Problem statement.
With the string "Testing" as the filter, copy each matching line from the records.

[[ Information shown open ]]

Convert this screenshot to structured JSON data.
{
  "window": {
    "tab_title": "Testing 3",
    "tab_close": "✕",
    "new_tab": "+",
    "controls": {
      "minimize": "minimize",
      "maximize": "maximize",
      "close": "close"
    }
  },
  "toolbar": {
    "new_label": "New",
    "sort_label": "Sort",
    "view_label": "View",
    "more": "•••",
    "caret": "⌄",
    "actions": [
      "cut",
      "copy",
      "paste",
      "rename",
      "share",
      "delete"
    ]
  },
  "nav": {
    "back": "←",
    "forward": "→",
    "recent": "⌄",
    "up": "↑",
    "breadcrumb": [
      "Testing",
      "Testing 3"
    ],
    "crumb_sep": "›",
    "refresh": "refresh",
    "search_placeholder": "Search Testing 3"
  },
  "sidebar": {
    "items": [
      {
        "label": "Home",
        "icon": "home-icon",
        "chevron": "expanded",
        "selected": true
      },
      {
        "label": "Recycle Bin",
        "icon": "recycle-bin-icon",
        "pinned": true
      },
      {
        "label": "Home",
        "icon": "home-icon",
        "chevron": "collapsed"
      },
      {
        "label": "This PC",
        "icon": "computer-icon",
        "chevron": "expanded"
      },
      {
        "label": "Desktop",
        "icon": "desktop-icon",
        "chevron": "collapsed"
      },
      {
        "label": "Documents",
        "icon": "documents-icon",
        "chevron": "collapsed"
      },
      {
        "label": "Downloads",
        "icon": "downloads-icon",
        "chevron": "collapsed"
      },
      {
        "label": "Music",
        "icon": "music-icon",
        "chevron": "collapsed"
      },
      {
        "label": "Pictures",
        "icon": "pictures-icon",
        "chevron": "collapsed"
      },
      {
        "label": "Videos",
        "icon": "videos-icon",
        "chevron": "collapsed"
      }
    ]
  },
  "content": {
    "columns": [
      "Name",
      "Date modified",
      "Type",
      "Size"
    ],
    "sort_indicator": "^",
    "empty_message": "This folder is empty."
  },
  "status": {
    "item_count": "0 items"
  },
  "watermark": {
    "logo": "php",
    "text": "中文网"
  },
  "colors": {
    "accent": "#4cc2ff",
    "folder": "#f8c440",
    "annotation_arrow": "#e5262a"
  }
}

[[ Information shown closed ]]

Response to the task.
    "tab_title": "Testing 3",
      "Testing",
      "Testing 3"
    "search_placeholder": "Search Testing 3"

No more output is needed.